This low-angle aerial view, below, shows how the down-cutting of Hot Springs Canyon (through layers of Quiburis Formation once covering them as part of the ancestral Soza Mesa) ultimately exposed older formations underlying it: (again, the surface of Soza Mesa is the almost horizontal straight line across the middle portion of the photo)
For more views of Soza Mesa Quiburis Formations, see that link in the Landscapes page: Soza Mesa.
Perhaps an even more remarkable image of the Quiburis terraces of our area is one taken from afar, near Milepost 10 along the Cascabel Road, looking North::
Here (above), against the backdrop of the Galiuro Mountains, Soza Mesa is the distant straight line running across the central-left part of the photograph, ending on its upstream side just right of center where the rising ridges of Sierra Blanca (the dark form slightly to the right of mid-photograph) obscure it. Toward the left it tapers down toward the river, but even more distant Quiburis-period terraces, also looking like straight lines from this viewpoint, obscure this dropoff.
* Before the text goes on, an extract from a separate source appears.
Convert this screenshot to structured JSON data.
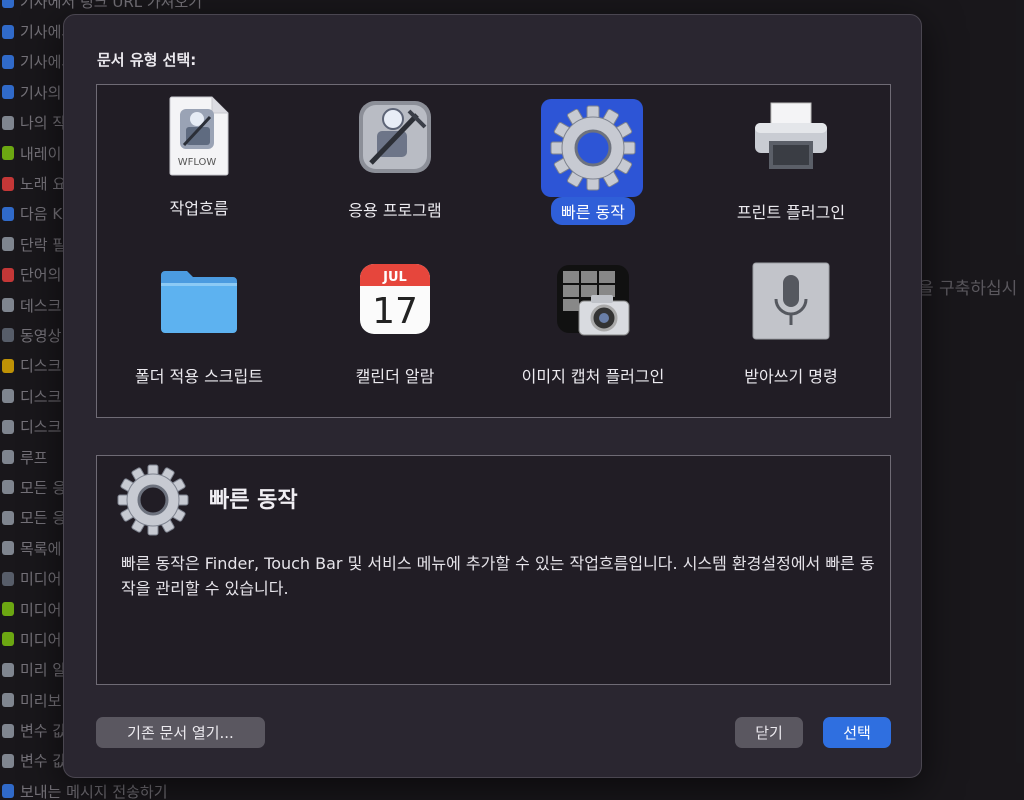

To the right of Sierra Blanca, other Quiburis-era terraces are visible.
Remnant Quiburis terraces may be seen at a number of locations along the San Pedro valley in our area. For example, note the photograph on the Sierra Blanca page, the one dated January 16, 2000. This shows a river terrace in the mid-distance, which frames the more distant mountain rising behind it. This terrace also shows the level of the valley before the capture of the drainage by the Gila River. (For more images of the San Pedro Valley and its hanging terraces, see San Pedro land forms etc., which includes some of the old-lake terraces from the "Quiburis Basin", further downstream.)
Capture of this entire region by the Gila River (producing its new tributary, the San Pedro River) continues to degrade the elevations of all the landforms in our area.
For an outline summary placing the Quiburis Formation and its erosion process in its wider historical context, see Meader: Geological History of our Area.